# DIRECTIONS FOR THIS TASK
Every line containing the string "Nhập" should be returned from the records.

# PROVIDED DATA
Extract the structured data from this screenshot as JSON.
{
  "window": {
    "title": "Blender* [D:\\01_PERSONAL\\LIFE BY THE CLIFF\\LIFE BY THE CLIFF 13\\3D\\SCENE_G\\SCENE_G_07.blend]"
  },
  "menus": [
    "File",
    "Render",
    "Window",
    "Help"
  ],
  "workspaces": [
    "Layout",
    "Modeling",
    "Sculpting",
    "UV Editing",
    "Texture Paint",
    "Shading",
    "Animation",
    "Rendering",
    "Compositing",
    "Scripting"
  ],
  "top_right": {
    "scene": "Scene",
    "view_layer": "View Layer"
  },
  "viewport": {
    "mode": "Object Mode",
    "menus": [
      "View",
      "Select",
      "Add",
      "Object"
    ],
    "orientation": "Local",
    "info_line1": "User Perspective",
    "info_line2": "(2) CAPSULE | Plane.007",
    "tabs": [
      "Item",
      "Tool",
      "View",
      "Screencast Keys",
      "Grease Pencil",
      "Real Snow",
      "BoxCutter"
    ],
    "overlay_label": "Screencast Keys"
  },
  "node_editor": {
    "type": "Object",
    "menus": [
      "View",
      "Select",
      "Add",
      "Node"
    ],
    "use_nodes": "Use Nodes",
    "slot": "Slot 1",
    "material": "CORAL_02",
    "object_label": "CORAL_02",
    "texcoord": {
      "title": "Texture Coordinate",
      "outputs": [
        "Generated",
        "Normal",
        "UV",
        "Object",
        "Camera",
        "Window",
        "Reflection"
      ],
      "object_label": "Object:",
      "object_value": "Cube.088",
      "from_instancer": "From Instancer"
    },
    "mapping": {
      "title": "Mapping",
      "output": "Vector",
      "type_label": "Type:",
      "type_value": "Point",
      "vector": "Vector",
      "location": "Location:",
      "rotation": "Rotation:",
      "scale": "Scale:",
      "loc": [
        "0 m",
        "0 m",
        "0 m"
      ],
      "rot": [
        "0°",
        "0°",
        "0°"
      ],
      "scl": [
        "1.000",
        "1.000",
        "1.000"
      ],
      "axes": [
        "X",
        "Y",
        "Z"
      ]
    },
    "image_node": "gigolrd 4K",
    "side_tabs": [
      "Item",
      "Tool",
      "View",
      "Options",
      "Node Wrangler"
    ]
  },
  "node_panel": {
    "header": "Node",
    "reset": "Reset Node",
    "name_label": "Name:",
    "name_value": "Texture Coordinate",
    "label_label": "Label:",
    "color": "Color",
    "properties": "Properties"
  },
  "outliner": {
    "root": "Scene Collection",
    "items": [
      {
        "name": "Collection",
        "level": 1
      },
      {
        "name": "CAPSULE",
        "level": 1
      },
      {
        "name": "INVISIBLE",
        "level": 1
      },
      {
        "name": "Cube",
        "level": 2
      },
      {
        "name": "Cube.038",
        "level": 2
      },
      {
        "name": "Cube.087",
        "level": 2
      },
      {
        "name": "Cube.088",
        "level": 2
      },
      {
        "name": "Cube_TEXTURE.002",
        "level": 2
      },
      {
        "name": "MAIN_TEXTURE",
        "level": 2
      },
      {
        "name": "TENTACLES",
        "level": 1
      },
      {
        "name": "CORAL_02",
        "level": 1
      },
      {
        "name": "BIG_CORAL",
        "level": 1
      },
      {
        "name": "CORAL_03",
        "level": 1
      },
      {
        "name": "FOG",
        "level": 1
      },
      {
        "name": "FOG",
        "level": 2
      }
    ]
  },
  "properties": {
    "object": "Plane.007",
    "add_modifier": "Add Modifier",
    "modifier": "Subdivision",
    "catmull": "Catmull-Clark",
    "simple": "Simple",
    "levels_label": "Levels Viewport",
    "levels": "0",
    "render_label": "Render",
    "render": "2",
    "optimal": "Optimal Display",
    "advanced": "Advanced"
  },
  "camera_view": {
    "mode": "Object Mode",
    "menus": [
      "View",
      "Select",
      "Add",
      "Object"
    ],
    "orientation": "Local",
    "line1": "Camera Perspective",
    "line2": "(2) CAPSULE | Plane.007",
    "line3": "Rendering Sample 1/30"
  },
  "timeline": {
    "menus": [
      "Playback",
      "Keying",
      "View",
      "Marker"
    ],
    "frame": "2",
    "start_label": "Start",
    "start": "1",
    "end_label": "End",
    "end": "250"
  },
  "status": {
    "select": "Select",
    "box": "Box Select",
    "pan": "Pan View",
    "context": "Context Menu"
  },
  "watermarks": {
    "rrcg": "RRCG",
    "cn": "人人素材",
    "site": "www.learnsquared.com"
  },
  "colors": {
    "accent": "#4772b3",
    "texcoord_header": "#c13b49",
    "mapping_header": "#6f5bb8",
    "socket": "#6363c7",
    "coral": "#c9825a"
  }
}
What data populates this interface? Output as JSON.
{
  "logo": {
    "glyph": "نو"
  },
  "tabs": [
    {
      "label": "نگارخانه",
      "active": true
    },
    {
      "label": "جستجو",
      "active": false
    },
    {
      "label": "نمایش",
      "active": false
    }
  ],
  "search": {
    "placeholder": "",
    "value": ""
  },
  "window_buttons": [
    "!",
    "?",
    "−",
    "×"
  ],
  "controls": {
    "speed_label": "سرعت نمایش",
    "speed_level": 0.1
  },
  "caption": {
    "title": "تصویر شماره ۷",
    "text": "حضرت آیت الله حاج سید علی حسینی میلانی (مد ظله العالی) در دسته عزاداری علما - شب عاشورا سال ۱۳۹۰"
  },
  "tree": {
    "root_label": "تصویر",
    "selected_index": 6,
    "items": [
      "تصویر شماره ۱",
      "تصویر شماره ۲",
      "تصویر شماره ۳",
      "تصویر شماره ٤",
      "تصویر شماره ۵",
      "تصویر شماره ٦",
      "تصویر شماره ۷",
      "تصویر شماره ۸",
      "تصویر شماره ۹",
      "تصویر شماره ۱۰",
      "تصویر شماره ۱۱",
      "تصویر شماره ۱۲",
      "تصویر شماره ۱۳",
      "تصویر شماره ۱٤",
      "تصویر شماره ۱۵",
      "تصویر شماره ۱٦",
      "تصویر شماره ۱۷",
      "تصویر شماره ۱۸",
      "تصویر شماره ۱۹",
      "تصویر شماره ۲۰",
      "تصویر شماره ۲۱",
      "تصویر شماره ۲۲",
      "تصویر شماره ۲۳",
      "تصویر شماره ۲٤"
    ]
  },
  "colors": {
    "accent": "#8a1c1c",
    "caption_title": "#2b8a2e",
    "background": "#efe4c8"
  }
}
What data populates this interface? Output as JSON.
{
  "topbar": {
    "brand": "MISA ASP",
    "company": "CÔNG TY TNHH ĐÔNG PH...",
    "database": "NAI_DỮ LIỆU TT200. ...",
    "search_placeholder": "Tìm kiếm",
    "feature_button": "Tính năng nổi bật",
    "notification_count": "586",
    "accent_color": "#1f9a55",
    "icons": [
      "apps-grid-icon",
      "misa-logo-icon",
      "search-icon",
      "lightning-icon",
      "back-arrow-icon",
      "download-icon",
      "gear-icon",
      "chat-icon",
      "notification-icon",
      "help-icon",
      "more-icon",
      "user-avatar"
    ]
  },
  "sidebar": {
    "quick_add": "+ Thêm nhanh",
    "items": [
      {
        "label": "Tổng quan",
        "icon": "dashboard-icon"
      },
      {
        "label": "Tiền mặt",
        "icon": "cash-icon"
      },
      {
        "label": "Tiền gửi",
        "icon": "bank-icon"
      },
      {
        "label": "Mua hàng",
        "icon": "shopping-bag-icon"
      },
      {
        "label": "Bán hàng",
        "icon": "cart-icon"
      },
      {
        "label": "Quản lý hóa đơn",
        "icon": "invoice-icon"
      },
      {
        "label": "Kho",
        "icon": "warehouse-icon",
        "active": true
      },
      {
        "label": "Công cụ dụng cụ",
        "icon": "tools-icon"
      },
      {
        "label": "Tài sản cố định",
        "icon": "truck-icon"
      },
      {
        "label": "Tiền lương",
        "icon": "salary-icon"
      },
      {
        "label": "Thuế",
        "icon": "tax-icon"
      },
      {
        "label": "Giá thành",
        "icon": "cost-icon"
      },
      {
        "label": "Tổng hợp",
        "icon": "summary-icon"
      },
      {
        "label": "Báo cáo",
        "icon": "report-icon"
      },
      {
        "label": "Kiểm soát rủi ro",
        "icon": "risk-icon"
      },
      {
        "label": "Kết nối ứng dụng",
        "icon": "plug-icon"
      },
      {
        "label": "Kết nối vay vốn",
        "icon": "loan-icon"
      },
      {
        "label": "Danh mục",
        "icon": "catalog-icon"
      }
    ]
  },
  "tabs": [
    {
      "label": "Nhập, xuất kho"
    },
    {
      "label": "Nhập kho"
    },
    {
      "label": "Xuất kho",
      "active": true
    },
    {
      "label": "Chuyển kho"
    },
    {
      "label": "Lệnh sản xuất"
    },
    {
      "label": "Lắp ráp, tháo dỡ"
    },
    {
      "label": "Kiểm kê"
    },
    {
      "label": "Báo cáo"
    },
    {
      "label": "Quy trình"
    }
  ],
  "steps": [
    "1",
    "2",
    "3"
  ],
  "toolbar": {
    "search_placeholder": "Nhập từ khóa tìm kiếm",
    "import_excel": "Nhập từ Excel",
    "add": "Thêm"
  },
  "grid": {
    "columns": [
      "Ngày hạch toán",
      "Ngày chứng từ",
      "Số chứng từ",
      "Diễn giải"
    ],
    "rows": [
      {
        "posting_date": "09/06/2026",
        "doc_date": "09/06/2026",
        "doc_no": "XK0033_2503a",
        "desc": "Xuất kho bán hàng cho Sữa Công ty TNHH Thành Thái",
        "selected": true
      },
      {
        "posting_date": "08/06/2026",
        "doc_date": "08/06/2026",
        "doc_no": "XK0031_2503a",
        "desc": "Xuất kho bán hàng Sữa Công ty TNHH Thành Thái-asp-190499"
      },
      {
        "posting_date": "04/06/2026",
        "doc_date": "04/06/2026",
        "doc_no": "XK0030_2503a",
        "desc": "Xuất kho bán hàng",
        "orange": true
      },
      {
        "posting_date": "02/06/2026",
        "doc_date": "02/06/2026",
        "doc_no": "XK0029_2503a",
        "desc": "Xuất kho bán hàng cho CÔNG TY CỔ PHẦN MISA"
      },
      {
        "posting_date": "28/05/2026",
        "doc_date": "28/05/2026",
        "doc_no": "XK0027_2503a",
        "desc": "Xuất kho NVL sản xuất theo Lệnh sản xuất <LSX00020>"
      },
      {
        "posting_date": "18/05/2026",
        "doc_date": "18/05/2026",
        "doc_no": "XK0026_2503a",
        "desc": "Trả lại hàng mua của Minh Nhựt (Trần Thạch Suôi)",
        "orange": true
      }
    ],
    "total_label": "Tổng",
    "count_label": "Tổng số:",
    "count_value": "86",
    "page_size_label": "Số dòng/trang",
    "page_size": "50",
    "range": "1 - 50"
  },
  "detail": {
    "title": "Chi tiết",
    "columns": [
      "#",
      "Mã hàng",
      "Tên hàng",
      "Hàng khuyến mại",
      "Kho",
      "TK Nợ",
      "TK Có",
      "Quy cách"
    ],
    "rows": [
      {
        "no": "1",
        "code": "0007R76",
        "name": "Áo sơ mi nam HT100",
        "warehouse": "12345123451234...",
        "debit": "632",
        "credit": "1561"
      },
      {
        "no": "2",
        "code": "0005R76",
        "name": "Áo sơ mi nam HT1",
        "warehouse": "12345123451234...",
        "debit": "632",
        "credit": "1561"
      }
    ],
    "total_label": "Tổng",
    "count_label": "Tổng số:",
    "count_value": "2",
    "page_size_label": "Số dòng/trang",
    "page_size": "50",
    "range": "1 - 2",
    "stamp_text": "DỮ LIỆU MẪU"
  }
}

# TASK SOLUTION
      "label": "Nhập, xuất kho"
      "label": "Nhập kho"
    "search_placeholder": "Nhập từ khóa tìm kiếm",
    "import_excel": "Nhập từ Excel",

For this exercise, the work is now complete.